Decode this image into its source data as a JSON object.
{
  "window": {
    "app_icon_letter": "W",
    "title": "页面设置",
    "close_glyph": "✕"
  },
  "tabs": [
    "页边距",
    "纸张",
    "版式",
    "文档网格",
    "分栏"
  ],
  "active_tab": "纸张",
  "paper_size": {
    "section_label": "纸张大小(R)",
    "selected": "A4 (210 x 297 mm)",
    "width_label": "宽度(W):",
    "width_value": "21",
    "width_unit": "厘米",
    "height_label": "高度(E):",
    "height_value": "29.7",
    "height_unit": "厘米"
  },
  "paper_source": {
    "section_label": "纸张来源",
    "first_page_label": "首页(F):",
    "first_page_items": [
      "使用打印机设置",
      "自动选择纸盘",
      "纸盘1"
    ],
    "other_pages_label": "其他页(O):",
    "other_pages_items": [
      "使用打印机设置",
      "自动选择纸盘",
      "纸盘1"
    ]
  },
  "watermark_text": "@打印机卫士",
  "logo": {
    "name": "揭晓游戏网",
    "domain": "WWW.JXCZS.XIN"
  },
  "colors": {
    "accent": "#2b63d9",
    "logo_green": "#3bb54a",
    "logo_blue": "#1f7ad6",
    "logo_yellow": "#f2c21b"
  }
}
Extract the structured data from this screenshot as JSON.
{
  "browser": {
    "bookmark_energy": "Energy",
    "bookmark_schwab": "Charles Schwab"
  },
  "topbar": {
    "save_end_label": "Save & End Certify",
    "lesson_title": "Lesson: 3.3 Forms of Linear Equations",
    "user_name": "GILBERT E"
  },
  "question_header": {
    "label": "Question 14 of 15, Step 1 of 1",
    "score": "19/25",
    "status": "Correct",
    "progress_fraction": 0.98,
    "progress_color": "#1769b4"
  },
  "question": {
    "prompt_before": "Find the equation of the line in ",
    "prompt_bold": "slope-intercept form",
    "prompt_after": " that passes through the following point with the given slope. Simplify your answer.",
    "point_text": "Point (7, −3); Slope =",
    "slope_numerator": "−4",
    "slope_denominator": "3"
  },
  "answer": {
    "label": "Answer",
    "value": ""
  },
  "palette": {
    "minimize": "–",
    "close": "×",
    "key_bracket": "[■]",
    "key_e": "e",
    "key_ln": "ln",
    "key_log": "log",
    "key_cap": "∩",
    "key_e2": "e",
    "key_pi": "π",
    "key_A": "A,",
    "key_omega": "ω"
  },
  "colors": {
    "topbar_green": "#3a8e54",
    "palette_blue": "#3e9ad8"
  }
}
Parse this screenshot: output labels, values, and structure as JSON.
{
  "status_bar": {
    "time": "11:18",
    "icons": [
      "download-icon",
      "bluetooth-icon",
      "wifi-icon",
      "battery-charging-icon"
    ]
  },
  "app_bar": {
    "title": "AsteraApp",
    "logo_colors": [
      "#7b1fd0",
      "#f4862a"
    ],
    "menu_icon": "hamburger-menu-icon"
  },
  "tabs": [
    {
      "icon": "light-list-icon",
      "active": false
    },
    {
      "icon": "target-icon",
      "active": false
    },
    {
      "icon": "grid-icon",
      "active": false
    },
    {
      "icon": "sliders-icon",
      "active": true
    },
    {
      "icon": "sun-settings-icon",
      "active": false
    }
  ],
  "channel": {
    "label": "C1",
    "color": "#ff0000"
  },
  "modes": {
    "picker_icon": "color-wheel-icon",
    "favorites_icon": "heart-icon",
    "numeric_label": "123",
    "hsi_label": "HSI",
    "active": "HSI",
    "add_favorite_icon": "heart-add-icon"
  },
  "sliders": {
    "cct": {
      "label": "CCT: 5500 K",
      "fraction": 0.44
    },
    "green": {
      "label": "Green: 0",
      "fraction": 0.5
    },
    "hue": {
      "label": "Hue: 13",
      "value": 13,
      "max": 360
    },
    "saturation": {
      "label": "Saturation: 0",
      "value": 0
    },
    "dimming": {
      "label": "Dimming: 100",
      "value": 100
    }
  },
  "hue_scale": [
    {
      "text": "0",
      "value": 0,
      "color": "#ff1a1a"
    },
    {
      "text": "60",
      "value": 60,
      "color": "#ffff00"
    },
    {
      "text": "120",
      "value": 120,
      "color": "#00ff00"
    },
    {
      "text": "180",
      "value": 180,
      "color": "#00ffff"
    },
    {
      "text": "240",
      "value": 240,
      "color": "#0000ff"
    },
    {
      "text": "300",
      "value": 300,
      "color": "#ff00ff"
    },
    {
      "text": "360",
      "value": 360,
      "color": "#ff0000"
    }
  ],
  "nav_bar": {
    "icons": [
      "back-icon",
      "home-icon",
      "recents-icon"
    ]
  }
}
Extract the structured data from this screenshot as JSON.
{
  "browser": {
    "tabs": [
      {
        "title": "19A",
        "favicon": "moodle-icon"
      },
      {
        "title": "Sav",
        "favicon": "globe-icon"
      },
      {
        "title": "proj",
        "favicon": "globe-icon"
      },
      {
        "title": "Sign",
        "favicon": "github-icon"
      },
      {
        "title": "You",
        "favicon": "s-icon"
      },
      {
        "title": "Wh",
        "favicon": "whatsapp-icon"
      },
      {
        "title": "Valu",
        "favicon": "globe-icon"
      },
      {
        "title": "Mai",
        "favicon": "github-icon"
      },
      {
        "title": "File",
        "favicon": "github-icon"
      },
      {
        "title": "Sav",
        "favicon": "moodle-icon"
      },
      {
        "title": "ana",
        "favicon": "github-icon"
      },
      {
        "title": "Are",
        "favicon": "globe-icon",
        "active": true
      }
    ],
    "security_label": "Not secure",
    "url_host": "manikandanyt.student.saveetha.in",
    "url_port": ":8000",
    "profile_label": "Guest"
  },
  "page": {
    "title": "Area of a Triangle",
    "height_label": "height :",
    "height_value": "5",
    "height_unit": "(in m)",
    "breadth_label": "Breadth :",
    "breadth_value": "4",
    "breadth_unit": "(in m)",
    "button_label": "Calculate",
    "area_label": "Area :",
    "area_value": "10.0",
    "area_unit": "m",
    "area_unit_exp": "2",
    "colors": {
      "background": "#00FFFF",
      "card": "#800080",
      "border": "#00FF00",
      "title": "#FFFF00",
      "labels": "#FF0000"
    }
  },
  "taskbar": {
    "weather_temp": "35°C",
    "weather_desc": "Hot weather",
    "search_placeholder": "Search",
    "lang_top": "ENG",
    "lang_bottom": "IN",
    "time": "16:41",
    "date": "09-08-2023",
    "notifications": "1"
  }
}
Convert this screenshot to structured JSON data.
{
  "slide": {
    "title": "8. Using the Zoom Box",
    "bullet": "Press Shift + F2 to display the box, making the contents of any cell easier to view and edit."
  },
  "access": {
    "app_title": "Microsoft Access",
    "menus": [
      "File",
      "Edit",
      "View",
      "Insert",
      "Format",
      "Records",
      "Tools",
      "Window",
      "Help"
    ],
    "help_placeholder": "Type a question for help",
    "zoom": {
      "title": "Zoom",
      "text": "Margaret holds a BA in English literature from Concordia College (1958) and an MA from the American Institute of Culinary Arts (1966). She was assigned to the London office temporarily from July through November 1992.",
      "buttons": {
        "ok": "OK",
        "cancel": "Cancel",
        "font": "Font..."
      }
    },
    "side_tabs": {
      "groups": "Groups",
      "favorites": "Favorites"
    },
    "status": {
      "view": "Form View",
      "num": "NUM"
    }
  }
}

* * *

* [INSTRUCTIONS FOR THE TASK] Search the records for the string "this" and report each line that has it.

* [RESULT OF THE EXERCISE]
Decode this image into its source data as a JSON object.
Extract the structured data from this screenshot as JSON.
Parse this screenshot: output labels, values, and structure as JSON.
Extract the structured data from this screenshot as JSON.
Convert this screenshot to structured JSON data.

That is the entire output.